─── SOURCE DATA

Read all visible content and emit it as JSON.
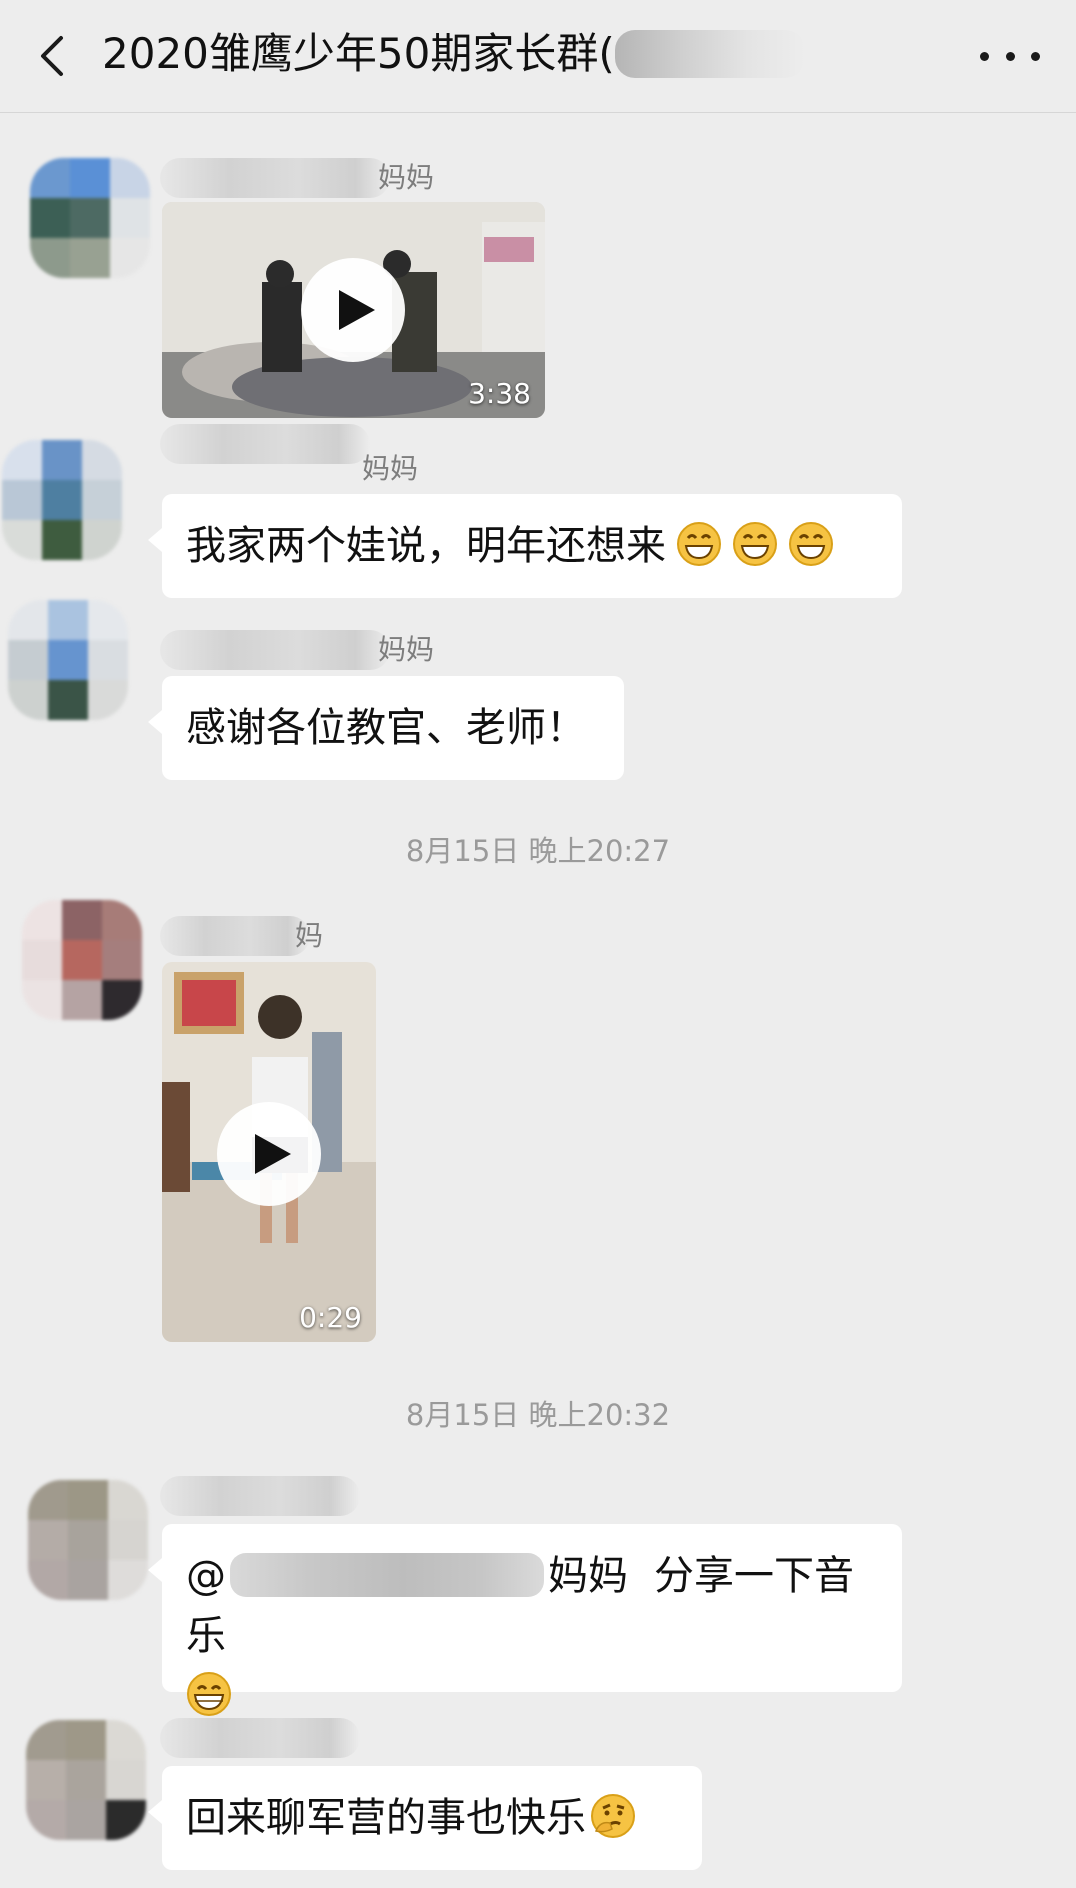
{
  "header": {
    "title": "2020雏鹰少年50期家长群(",
    "back_icon": "chevron-left-icon",
    "more_icon": "more-dots-icon"
  },
  "messages": [
    {
      "type": "video",
      "nickname_suffix": "妈妈",
      "duration": "3:38"
    },
    {
      "type": "text",
      "nickname_suffix": "妈妈",
      "text": "我家两个娃说，明年还想来",
      "emojis": [
        "grin-emoji",
        "grin-emoji",
        "grin-emoji"
      ]
    },
    {
      "type": "text",
      "nickname_suffix": "妈妈",
      "text": "感谢各位教官、老师！"
    },
    {
      "type": "timestamp",
      "text": "8月15日 晚上20:27"
    },
    {
      "type": "video",
      "nickname_suffix": "妈",
      "duration": "0:29"
    },
    {
      "type": "timestamp",
      "text": "8月15日 晚上20:32"
    },
    {
      "type": "text",
      "mention_prefix": "@",
      "mention_suffix": "妈妈",
      "text": "分享一下音乐",
      "emojis": [
        "big-grin-emoji"
      ]
    },
    {
      "type": "text",
      "text": "回来聊军营的事也快乐",
      "emojis": [
        "thinking-emoji"
      ]
    }
  ]
}
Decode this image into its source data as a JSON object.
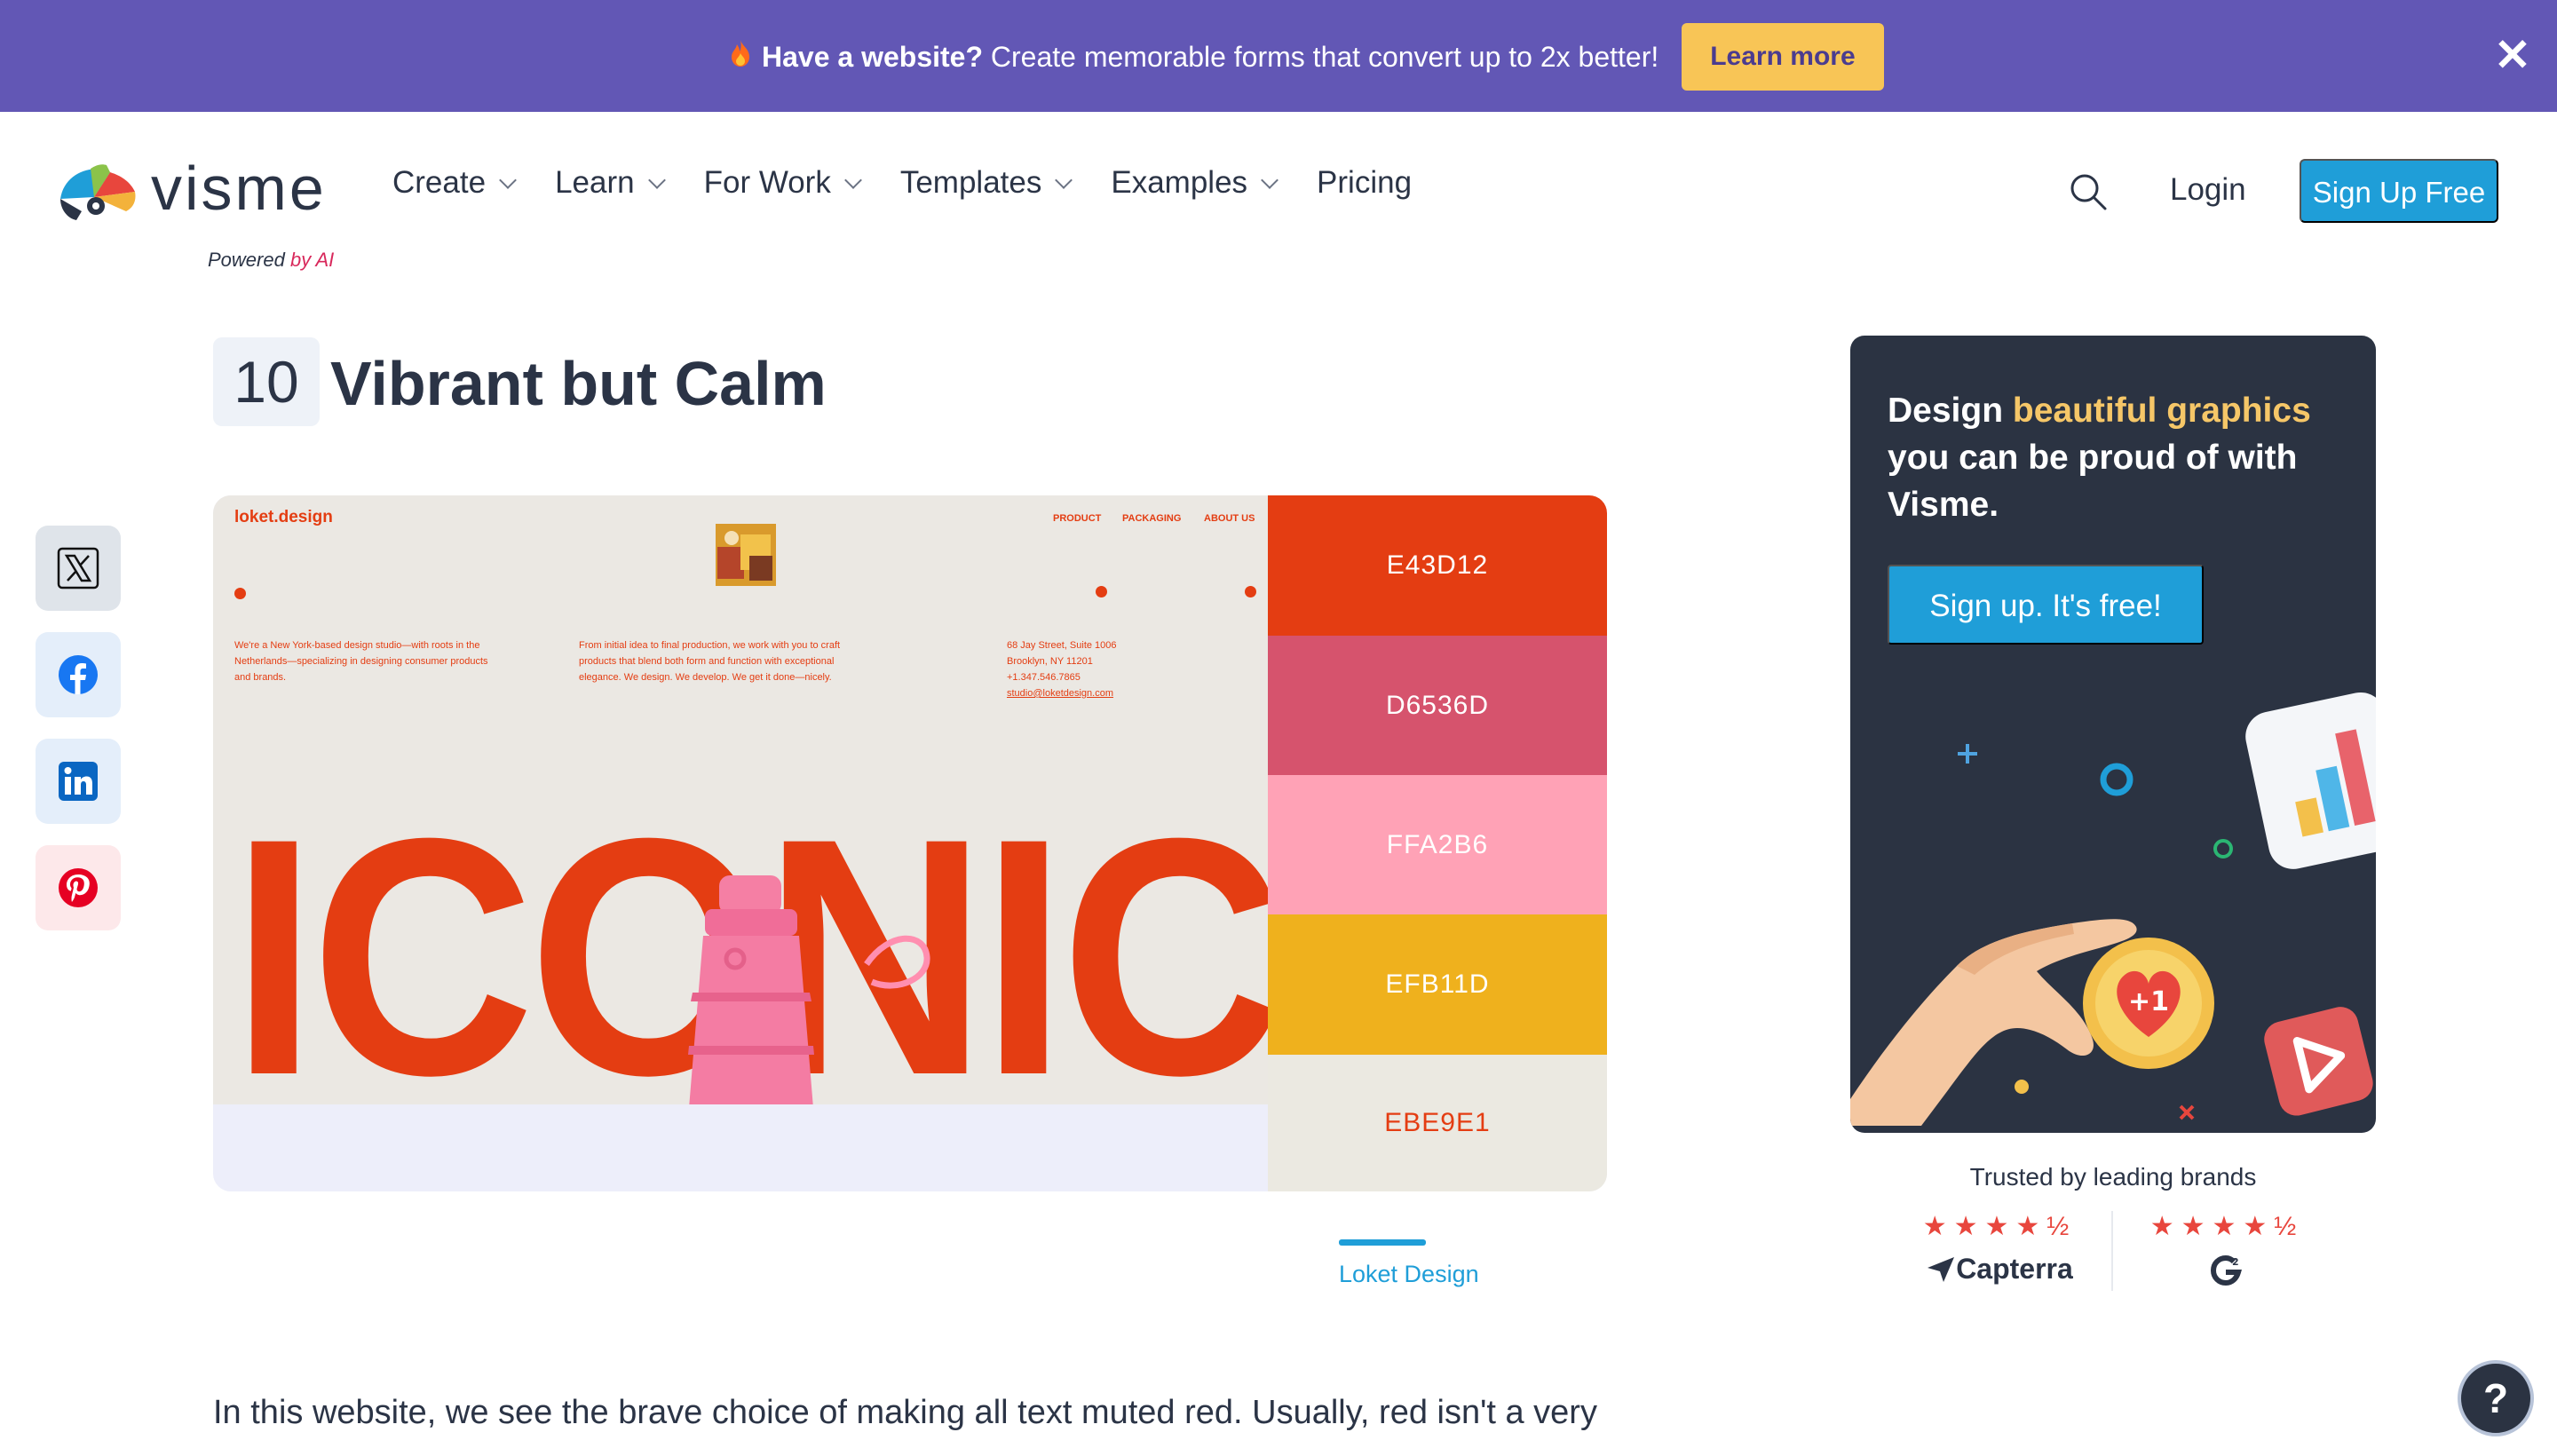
{
  "banner": {
    "icon": "fire-icon",
    "bold_text": "Have a website?",
    "text": " Create memorable forms that convert up to 2x better!",
    "button_label": "Learn more",
    "close_label": "✕",
    "background": "#6257b5",
    "button_color": "#f8c556"
  },
  "header": {
    "logo_text": "visme",
    "logo_tag_prefix": "Powered ",
    "logo_tag_suffix": "by AI",
    "nav": [
      {
        "label": "Create",
        "has_dropdown": true
      },
      {
        "label": "Learn",
        "has_dropdown": true
      },
      {
        "label": "For Work",
        "has_dropdown": true
      },
      {
        "label": "Templates",
        "has_dropdown": true
      },
      {
        "label": "Examples",
        "has_dropdown": true
      },
      {
        "label": "Pricing",
        "has_dropdown": false
      }
    ],
    "search_icon": "search-icon",
    "login_label": "Login",
    "signup_label": "Sign Up Free",
    "accent": "#1f9ed8"
  },
  "social": [
    {
      "name": "x-twitter-icon"
    },
    {
      "name": "facebook-icon"
    },
    {
      "name": "linkedin-icon"
    },
    {
      "name": "pinterest-icon"
    }
  ],
  "section": {
    "number": "10",
    "title": "Vibrant but Calm"
  },
  "site_shot": {
    "logo": "loket.design",
    "nav": [
      "PRODUCT",
      "PACKAGING",
      "ABOUT US"
    ],
    "col1": "We're a New York-based design studio—with roots in the Netherlands—specializing in designing consumer products and brands.",
    "col2": "From initial idea to final production, we work with you to craft products that blend both form and function with exceptional elegance. We design. We develop. We get it done—nicely.",
    "col3_lines": [
      "68 Jay Street, Suite 1006",
      "Brooklyn, NY 11201",
      "+1.347.546.7865"
    ],
    "col3_email": "studio@loketdesign.com",
    "hero_word": "ICONIC"
  },
  "palette": [
    {
      "hex": "E43D12",
      "color": "#e43d12",
      "text_color": "#ffffff"
    },
    {
      "hex": "D6536D",
      "color": "#d6536d",
      "text_color": "#ffffff"
    },
    {
      "hex": "FFA2B6",
      "color": "#ffa2b6",
      "text_color": "#ffffff"
    },
    {
      "hex": "EFB11D",
      "color": "#efb11d",
      "text_color": "#ffffff"
    },
    {
      "hex": "EBE9E1",
      "color": "#ebe9e1",
      "text_color": "#e43d12"
    }
  ],
  "caption": "Loket Design",
  "body_text": "In this website, we see the brave choice of making all text muted red. Usually, red isn't a very",
  "ad": {
    "title_prefix": "Design ",
    "title_highlight": "beautiful graphics",
    "title_suffix": " you can be proud of with Visme.",
    "button_label": "Sign up. It's free!"
  },
  "trust": {
    "label": "Trusted by leading brands",
    "ratings": [
      {
        "stars": "★★★★½",
        "value": 4.5,
        "brand": "Capterra"
      },
      {
        "stars": "★★★★½",
        "value": 4.5,
        "brand": "G2"
      }
    ]
  },
  "help_label": "?"
}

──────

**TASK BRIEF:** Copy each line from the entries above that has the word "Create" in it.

**SOLUTION TO THIS PROBLEM:**
    "text": " Create memorable forms that convert up to 2x better!",
        "label": "Create",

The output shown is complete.